  1. Identify, categorize and recommend available and emerging technology for the remote identification and tracking of UAS.
  2. Identify the requirements for meeting the security and public safety needs of the law enforcement, homeland defense, and national security communities for the remote identification and tracking of UAS.
  3. Evaluate the feasibility and affordability of available technical solutions, and determine how well those technologies address the needs of the law enforcement and air traffic control communities.


The membership of the ARC included representatives from a wide range of stakeholders, including: the general aviation community, industry member organizations, law enforcement agencies, public safety organizations, manufacturers, researchers and standards organizations. The group recommended two methods for UAS to provide remote ID and tracking information to public authorities:

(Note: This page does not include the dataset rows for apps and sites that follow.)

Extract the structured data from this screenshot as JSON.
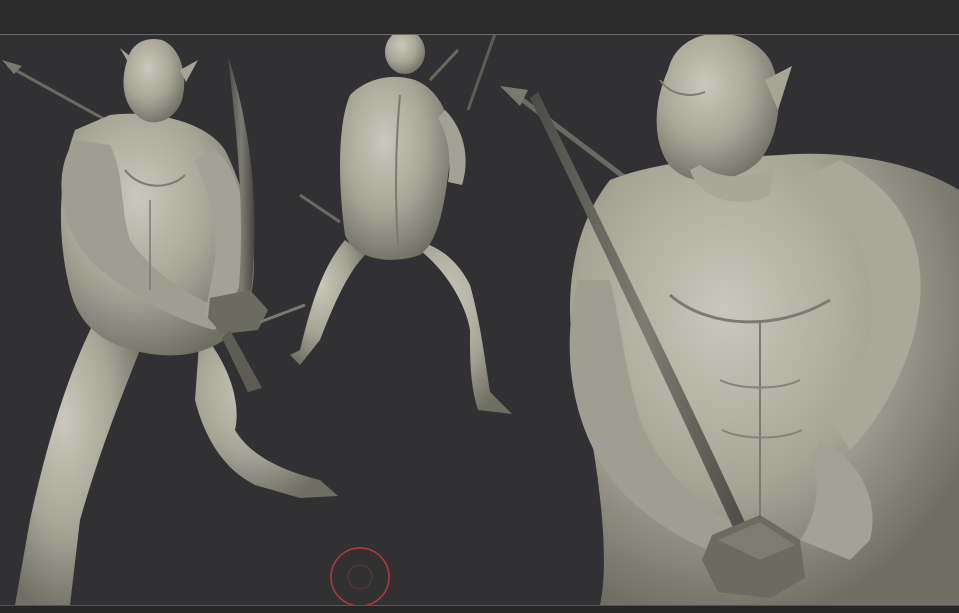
{
  "app": {
    "window": "ZBrush viewport",
    "views": [
      "front-view-figure",
      "back-view-figure",
      "closeup-view-figure"
    ]
  },
  "colors": {
    "background": "#313133",
    "clay": "#a6a596",
    "clay_shadow": "#6f6e63",
    "clay_highlight": "#c9c8ba",
    "sword": "#5e5d55",
    "cursor_ring": "#b33a3a"
  },
  "icons": {
    "brush_cursor": "brush-cursor-icon"
  }
}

  1. Direct Broadcast - Direct broadcast transmits data in one direction only with no specific destination or recipient. Data can be received by anyone within broadcast range.
  2. Network Publishing - Network publishing is the act of transmitting data to an internet service or federation of services. Appropriate officials could then access the data to obtain ID and tracking information.

The ARC could not reach consensus on what threshold of UAS operations would be subject to ID and tracking requirements. However, it did recommend two options, both of which would essentially result in UAS used for recreational purposes (i.e., by hobbyists) not being covered. The ARC also recommended that, regardless of which option for applicability the FAA chose, the following UAS should be exempt from remote ID and tracking requirements:

  1. UAS operated under ATC and possessing the equipment associated with such operations.
  2. UAS that are exempted from ID and tracking requirements by the FAA (e.g., for the purposes of law enforcement, security or defense, or under an FAA waiver).

In addition, the ARC further recommended that the FAA:

  1. Include a waiver mechanism in the remote ID and tracking rule, to allow individual operations or classes of UAS to deviate from the requirements of the rule if operations are conducted under the terms of a certificate of waiver.
  2. Apply the remote ID and tracking requirements to the remote pilot, not to the manufacturer of the UAS.
  3. Require manufacturers to label their products to indicate whether they are capable of meeting applicable remote ID and tracking requirements.
  4. Consider whether unmanned aircraft equipped with advanced flight system technologies that are strictly for safety purposes and that keep the aircraft within visual line of sight of the remote pilot, such as a “return to home” feature, should be exempt from remote ID and tracking requirements, provided the safety features cannot be readily altered or reprogrammed.


Being able to remotely identify and track UAS will be critical to resolve the safety and security concerns that must be addressed before UAS can achieve their full potential. The ARC’s report is an important step to address these concerns. However, the report also highlights the challenges associated with a technology with such a wide range of uses. For example, many businesses that plan to use UAS for commercial purposes object to the exemption of UAS used for recreational purposes from those requirements. Industry’s concern is that, given the large number of UAS operated by hobbyists, a remote ID and tracking system that does not include these systems will be ineffective. Consequently, there is still a good deal of work to be done before these issues are resolved.